• @user2606764 I added something. See now. – Michael Rozenberg Oct 4 '17 at 11:05
• Early comment... Thanks a lot!
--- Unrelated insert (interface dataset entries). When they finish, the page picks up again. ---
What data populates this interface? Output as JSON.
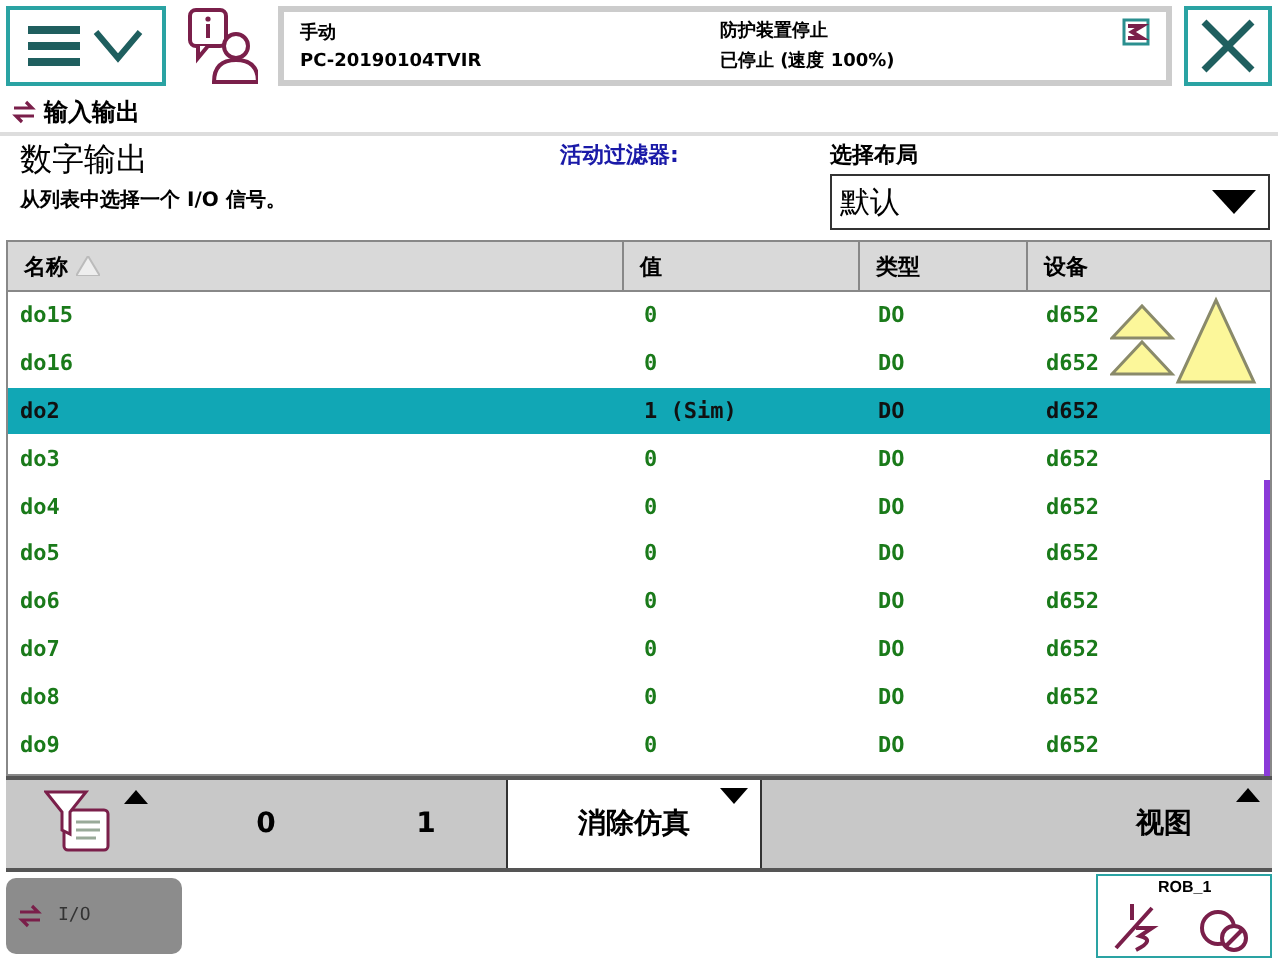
{
  "status": {
    "mode": "手动",
    "controller": "PC-20190104TVIR",
    "safety": "防护装置停止",
    "state": "已停止 (速度 100%)"
  },
  "app_title": "输入输出",
  "header": {
    "title": "数字输出",
    "hint": "从列表中选择一个 I/O 信号。",
    "filter_label": "活动过滤器:",
    "layout_label": "选择布局",
    "layout_value": "默认"
  },
  "table": {
    "columns": [
      "名称",
      "值",
      "类型",
      "设备"
    ],
    "rows": [
      {
        "cells": [
          "do15",
          "0",
          "DO",
          "d652"
        ],
        "selected": false
      },
      {
        "cells": [
          "do16",
          "0",
          "DO",
          "d652"
        ],
        "selected": false
      },
      {
        "cells": [
          "do2",
          "1 (Sim)",
          "DO",
          "d652"
        ],
        "selected": true
      },
      {
        "cells": [
          "do3",
          "0",
          "DO",
          "d652"
        ],
        "selected": false
      },
      {
        "cells": [
          "do4",
          "0",
          "DO",
          "d652"
        ],
        "selected": false
      },
      {
        "cells": [
          "do5",
          "0",
          "DO",
          "d652"
        ],
        "selected": false
      },
      {
        "cells": [
          "do6",
          "0",
          "DO",
          "d652"
        ],
        "selected": false
      },
      {
        "cells": [
          "do7",
          "0",
          "DO",
          "d652"
        ],
        "selected": false
      },
      {
        "cells": [
          "do8",
          "0",
          "DO",
          "d652"
        ],
        "selected": false
      },
      {
        "cells": [
          "do9",
          "0",
          "DO",
          "d652"
        ],
        "selected": false
      }
    ]
  },
  "toolbar": {
    "value_0": "0",
    "value_1": "1",
    "clear_sim": "消除仿真",
    "view": "视图"
  },
  "taskbar": {
    "app": "I/O",
    "robot": "ROB_1"
  }
}
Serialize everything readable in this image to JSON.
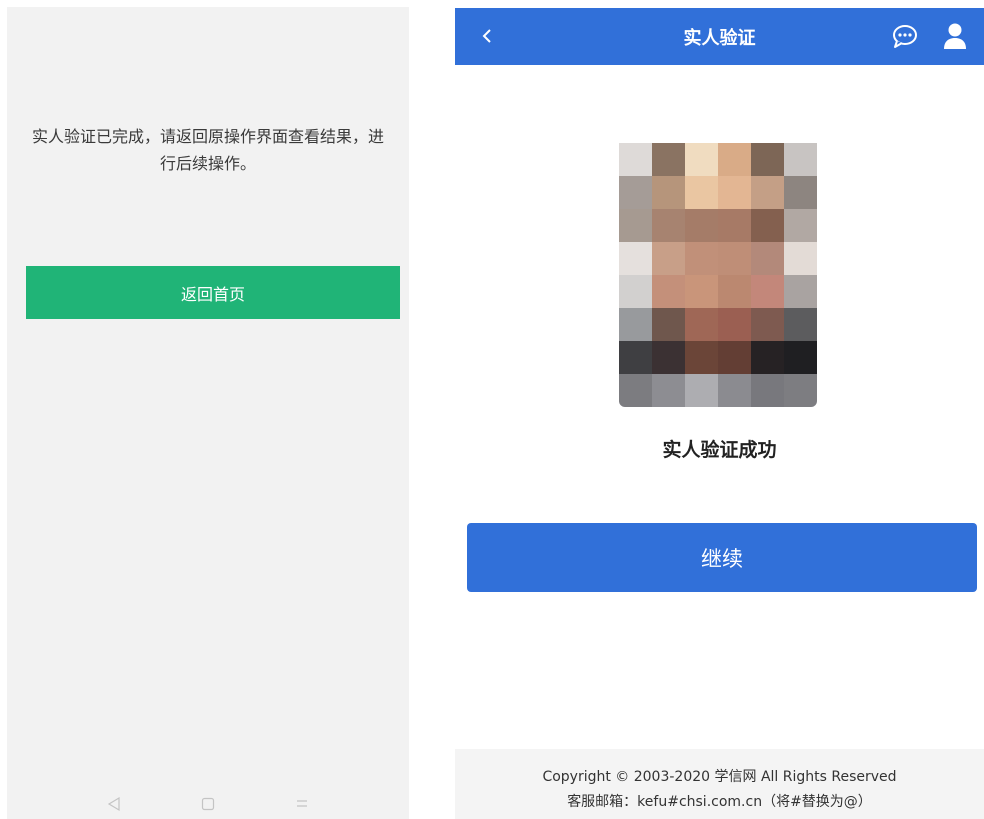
{
  "left_screen": {
    "message": "实人验证已完成，请返回原操作界面查看结果，进行后续操作。",
    "return_button_label": "返回首页",
    "button_color": "#20b477",
    "nav": {
      "back": "back-triangle-icon",
      "home": "home-square-icon",
      "menu": "menu-lines-icon"
    }
  },
  "right_screen": {
    "header": {
      "title": "实人验证",
      "back_label": "<",
      "background": "#3170d9",
      "icons": [
        "chat-bubble-icon",
        "user-icon"
      ]
    },
    "status_text": "实人验证成功",
    "continue_label": "继续",
    "footer": {
      "copyright": "Copyright © 2003-2020 学信网 All Rights Reserved",
      "contact": "客服邮箱：kefu#chsi.com.cn（将#替换为@）"
    }
  }
}
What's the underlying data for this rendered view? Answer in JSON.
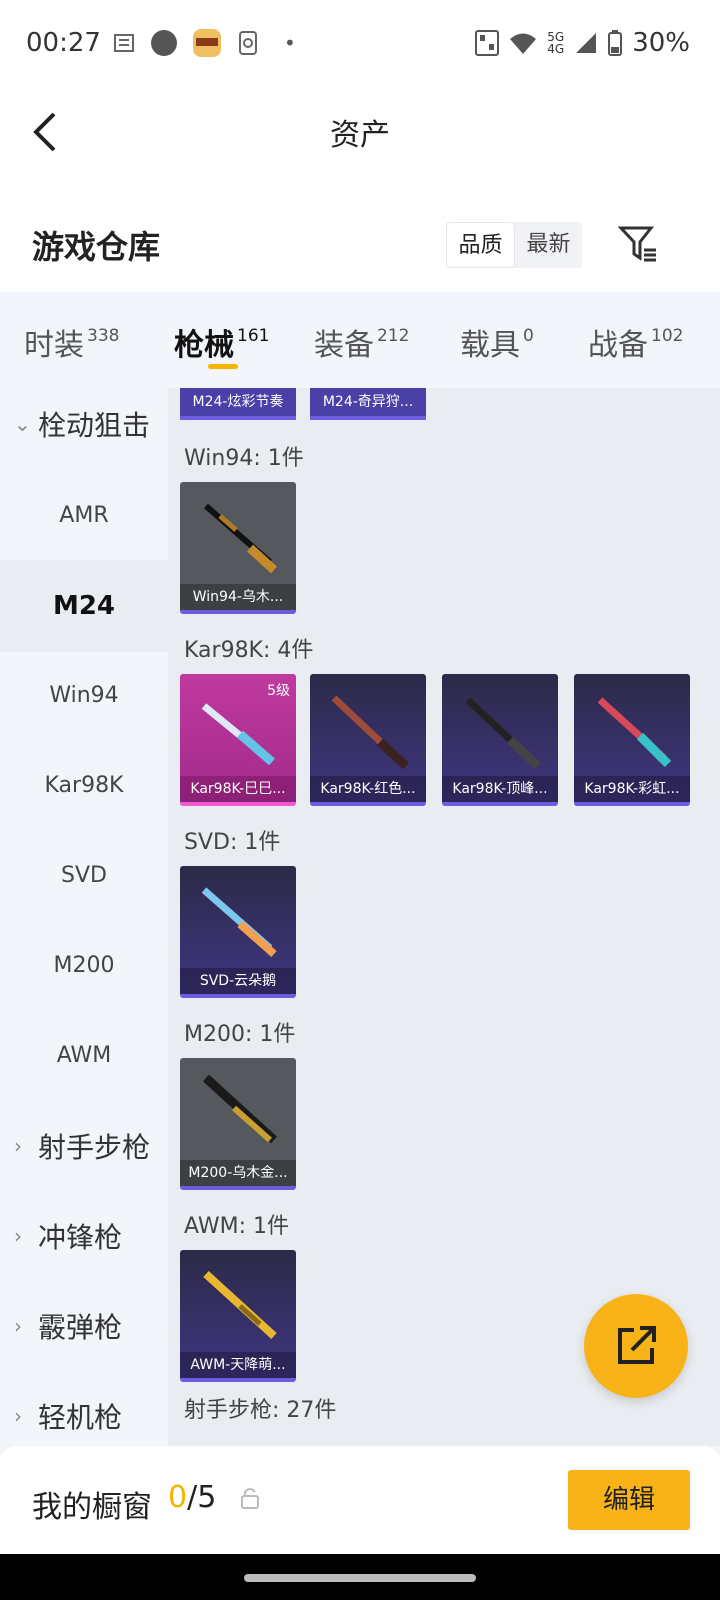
{
  "status_bar": {
    "time": "00:27",
    "network": "5G\n4G",
    "battery": "30%"
  },
  "header": {
    "title": "资产"
  },
  "subhead": {
    "title": "游戏仓库",
    "sort_options": [
      "品质",
      "最新"
    ],
    "selected_sort": "品质"
  },
  "tabs": [
    {
      "label": "时装",
      "count": "338"
    },
    {
      "label": "枪械",
      "count": "161",
      "active": true
    },
    {
      "label": "装备",
      "count": "212"
    },
    {
      "label": "载具",
      "count": "0"
    },
    {
      "label": "战备",
      "count": "102"
    }
  ],
  "sidebar": {
    "category_open": "栓动狙击",
    "items": [
      "AMR",
      "M24",
      "Win94",
      "Kar98K",
      "SVD",
      "M200",
      "AWM"
    ],
    "selected": "M24",
    "collapsed_categories": [
      "射手步枪",
      "冲锋枪",
      "霰弹枪",
      "轻机枪"
    ]
  },
  "groups": {
    "m24_top_cards": [
      "M24-炫彩节奏",
      "M24-奇异狩..."
    ],
    "win94": {
      "label": "Win94: 1件",
      "cards": [
        "Win94-乌木..."
      ]
    },
    "kar98k": {
      "label": "Kar98K: 4件",
      "cards": [
        "Kar98K-巳巳...",
        "Kar98K-红色...",
        "Kar98K-顶峰...",
        "Kar98K-彩虹..."
      ],
      "first_level": "5级"
    },
    "svd": {
      "label": "SVD: 1件",
      "cards": [
        "SVD-云朵鹅"
      ]
    },
    "m200": {
      "label": "M200: 1件",
      "cards": [
        "M200-乌木金..."
      ]
    },
    "awm": {
      "label": "AWM: 1件",
      "cards": [
        "AWM-天降萌..."
      ]
    },
    "dmr": {
      "label": "射手步枪: 27件"
    }
  },
  "bottom_bar": {
    "label": "我的橱窗",
    "current": "0",
    "total": "/5",
    "edit_label": "编辑"
  },
  "colors": {
    "accent": "#f8b318",
    "rarity_purple": "#6b5ce0",
    "rarity_pink": "#f05ad0"
  }
}
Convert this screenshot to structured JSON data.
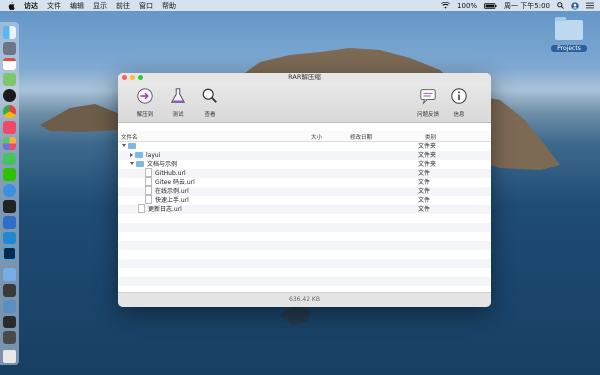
{
  "menubar": {
    "app": "访达",
    "items": [
      "文件",
      "编辑",
      "显示",
      "前往",
      "窗口",
      "帮助"
    ],
    "battery": "100%",
    "clock": "周一 下午5:00"
  },
  "desktop": {
    "folder_label": "Projects"
  },
  "window": {
    "title": "RAR解压缩",
    "toolbar": {
      "extract_to": "解压到",
      "test": "测试",
      "view": "查看",
      "feedback": "问题反馈",
      "info": "信息"
    },
    "columns": {
      "name": "文件名",
      "size": "大小",
      "modified": "修改日期",
      "kind": "类别"
    },
    "rows": [
      {
        "name": "",
        "kind": "文件夹"
      },
      {
        "name": "layui",
        "kind": "文件夹"
      },
      {
        "name": "文档与示例",
        "kind": "文件夹"
      },
      {
        "name": "GitHub.url",
        "kind": "文件"
      },
      {
        "name": "Gitee 码云.url",
        "kind": "文件"
      },
      {
        "name": "在线示例.url",
        "kind": "文件"
      },
      {
        "name": "快速上手.url",
        "kind": "文件"
      },
      {
        "name": "更新日志.url",
        "kind": "文件"
      }
    ],
    "status": "636.42 KB"
  },
  "colors": {
    "folder": "#7fb7e6",
    "close": "#ff5f57",
    "minimize": "#febc2e",
    "zoom": "#28c840"
  }
}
How would you solve this without using calculus though? – Abhirup Ghosh Oct 4 '17 at 11:07
• @user2606764 You are welcome! – Michael Rozenberg Oct 4 '17 at 11:08
• Just made an edit. – Abhirup Ghosh Oct 4 '17 at 11:09

HINT.-The function $f(x)=x^{\frac 1x}$ has as derivative $f'(x)=-x^{\frac 1x-2}(\ln(x)-1)$ which prove that $f$ is decreasing on $x\gt e$ You can deduce that the maximum value is $\color{red}{\sqrt[3]3\approx1.442249}$ (verifying that $\sqrt2\approx1.414243$).

• Non-calculus method? – Abhirup Ghosh Oct 4 '17 at 11:42
• Prove that $$(3+n)^{\frac{1}{3+n}}\lt3^{\frac13}$$ You have $$3+n\lt3\cdot3^{\frac n3}$$ $$n=1\Rightarrow4\lt4.32....\\n=2\Rightarrow5\lt6.24....\\n=3\Rightarrow6\lt9$$ For $n\gt3$ it is clear. – Piquito Oct 4 '17 at 12:03

We wish to compare $\sqrt[n]n \lessgtr \sqrt[n+1]{n+1}$. Raise each side to the $n(n+1)$th power to get $$n^{n+1} \lessgtr (n+1)^n$$ and use the binomial theorem on the right-hand side: $$n\cdot n^n \lessgtr \underbrace{n^n+\binom n1 n^{n-1} + \binom n2 n^{n-2} + \cdots + \binom n{n-1} n^1}_{n\text{ terms}} + 1$$ Because $\binom{n}{k}\le n^k$, each of the $n$ indicated terms is at most $n^n$. And when $n\ge 3$, the last term $\binom n{n-1}n^1 = n^2$ is so much smaller than $n^n$ that the final $1$ term is insufficient to make the RHS exceed $n\cdot n^n$.